We have a program

mit Ikonen der Musikgeschichte wie Foreigner oder den Simple Minds

with icons of music history like Foreigner or the Simple Minds

Captions 7-8, Das Tollwood-Festival - BAP und Clueso in der Musik-Arena

 Play Caption


Da sind die besten Firmen der Welt dabei wie Siemens und andere.

The best companies in the world are there, like Siemens and others.

Caption 40, Berlins regierender Bürgermeister - Pläne für 2014

 Play Caption



Further Learning:

Search on Yabla German for the words als and wie to find more of the ways these expressions are used in context.


Dating in German

Expressing dates or the passage of time in German sometimes parallels English, and sometimes doesn't. Let’s take a closer look to get our dates straight.

The standard expression “on the [day] of [month]” is similar in form to English:

Am dreizehnten April zweitausendneunundzwanzig...

On the thirteenth of April, two thousand twenty-nine...

Caption 48, Unser Universum - Asteroiden - Gefahr aus dem All?

 Play Caption



The expression of passing time “from the [day] of [month] to the [day] of [month]" goes like this: 


Vom achtzehnten Juni bis zum zwölften Juli...

From the eighteenth of June till the twelfth of July...

Caption 4, Das Tollwood-Festival - BAP und Clueso in der Musik-Arena

 Play Caption


Instead of vom, the preposition ab can be used to express the start of an event: 

Ab Juni wird der Riesenvogel dann in Linienbetrieb gehen.

From June, the giant bird will be starting route service.

Caption 49, Rund um den Flughafen - Der neue Airbus A-380

 Play Caption

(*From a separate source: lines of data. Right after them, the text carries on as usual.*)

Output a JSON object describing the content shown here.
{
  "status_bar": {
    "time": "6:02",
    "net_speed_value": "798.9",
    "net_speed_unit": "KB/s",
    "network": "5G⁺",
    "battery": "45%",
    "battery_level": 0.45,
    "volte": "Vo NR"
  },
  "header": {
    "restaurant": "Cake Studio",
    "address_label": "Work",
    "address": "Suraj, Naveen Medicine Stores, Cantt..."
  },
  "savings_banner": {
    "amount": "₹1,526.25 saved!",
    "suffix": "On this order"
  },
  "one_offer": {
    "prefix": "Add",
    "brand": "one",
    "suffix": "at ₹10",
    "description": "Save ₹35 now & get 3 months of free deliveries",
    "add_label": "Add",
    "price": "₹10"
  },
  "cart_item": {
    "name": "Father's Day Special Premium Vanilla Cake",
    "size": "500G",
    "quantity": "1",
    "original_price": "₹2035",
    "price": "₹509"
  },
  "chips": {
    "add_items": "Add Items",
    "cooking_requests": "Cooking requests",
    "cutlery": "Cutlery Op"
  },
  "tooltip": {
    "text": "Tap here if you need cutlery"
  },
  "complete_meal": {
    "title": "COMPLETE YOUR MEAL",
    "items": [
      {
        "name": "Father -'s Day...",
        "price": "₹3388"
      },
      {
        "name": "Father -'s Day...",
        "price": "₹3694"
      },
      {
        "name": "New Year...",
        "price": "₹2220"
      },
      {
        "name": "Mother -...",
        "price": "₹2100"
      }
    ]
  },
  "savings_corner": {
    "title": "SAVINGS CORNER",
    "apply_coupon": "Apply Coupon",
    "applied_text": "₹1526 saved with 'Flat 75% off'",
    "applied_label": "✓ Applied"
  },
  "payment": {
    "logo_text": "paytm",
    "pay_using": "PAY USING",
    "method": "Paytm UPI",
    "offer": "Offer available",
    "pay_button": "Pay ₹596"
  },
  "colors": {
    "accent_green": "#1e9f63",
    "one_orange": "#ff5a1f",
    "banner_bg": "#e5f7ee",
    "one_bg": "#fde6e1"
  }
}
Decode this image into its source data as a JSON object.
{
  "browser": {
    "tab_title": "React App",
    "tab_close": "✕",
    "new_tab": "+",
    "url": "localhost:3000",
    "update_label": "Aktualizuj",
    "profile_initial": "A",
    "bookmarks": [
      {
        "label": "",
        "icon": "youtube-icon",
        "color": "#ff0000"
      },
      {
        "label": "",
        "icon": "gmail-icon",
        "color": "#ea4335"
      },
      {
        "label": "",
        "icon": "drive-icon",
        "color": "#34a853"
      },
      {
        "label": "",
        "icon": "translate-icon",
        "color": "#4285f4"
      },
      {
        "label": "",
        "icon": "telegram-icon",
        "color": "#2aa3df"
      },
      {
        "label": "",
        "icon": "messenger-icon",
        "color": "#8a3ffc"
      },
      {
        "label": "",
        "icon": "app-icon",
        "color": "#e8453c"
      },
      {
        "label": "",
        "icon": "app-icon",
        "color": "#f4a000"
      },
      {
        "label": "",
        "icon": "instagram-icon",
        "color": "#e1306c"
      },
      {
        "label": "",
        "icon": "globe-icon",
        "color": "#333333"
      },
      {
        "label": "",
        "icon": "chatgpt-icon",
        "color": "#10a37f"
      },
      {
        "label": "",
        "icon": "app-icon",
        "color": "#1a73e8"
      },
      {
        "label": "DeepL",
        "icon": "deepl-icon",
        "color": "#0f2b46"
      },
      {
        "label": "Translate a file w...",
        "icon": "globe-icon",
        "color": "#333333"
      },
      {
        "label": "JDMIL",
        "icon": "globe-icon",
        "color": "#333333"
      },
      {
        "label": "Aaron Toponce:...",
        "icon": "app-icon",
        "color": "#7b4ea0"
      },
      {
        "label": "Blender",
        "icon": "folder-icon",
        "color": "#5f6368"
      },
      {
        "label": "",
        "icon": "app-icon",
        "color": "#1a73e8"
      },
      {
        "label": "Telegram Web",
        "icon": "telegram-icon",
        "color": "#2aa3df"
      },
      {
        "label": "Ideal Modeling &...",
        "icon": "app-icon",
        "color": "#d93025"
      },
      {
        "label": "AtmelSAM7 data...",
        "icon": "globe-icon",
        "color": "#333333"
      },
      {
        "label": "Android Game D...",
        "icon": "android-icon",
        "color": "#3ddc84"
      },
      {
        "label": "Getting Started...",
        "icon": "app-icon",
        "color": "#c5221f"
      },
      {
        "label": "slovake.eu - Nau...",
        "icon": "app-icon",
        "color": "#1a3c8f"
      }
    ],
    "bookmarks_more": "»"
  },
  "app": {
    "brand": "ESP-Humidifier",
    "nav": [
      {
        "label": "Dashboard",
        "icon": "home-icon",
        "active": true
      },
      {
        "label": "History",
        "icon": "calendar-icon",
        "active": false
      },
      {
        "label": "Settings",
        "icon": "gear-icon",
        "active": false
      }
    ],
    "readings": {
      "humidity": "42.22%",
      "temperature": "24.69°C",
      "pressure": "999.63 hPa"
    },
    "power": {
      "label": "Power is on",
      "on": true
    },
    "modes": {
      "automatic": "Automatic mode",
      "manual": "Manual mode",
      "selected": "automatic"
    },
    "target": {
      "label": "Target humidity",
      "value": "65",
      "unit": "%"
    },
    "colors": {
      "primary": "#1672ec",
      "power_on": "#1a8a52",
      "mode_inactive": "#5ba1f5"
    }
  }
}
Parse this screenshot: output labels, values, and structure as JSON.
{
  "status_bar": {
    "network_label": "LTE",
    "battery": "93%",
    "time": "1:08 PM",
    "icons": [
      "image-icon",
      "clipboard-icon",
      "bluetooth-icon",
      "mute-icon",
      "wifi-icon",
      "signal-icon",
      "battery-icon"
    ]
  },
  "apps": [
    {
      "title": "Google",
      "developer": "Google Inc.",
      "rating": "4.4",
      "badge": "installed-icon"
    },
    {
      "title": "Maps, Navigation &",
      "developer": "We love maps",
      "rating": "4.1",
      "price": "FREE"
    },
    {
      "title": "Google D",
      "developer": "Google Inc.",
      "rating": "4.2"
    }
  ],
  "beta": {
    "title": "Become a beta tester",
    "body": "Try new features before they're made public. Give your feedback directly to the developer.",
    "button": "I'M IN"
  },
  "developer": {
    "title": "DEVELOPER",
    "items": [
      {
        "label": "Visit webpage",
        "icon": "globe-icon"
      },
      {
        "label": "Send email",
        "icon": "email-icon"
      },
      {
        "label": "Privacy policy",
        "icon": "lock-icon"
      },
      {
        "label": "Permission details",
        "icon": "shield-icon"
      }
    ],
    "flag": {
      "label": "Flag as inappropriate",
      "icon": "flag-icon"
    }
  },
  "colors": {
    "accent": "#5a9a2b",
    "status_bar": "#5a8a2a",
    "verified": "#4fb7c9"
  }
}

One German date-related expression that differs from English is "Wir haben gerade": 


Wir haben gerade Oktober.

Just now, we have October.

Caption 5, Herbst - mit Eva

 Play Caption


Yabla has translated this very literally in order to show the language parallels, but another way of translating Wir haben gerade Oktober could be: “It is now October.”



Further Learning:

If you state the day of the week with the date, you use the form: Am Freitag, dem 21. Februar. Note the dative article dem used for the month. On the other hand, if you are writing a formal letter, you write the city name and the accusative article: Berlin, den 21. Februar. There has been a creeping tendency recently in German to express the year (in German) as in 2014, which is an Anglicism and considered poor style in formal German. Historically, German uses either just 2014 or im Jahr 2014, but not in 2014. Natives speakers of English learning German often get confused about this; luckily now you know better!


You May Also Like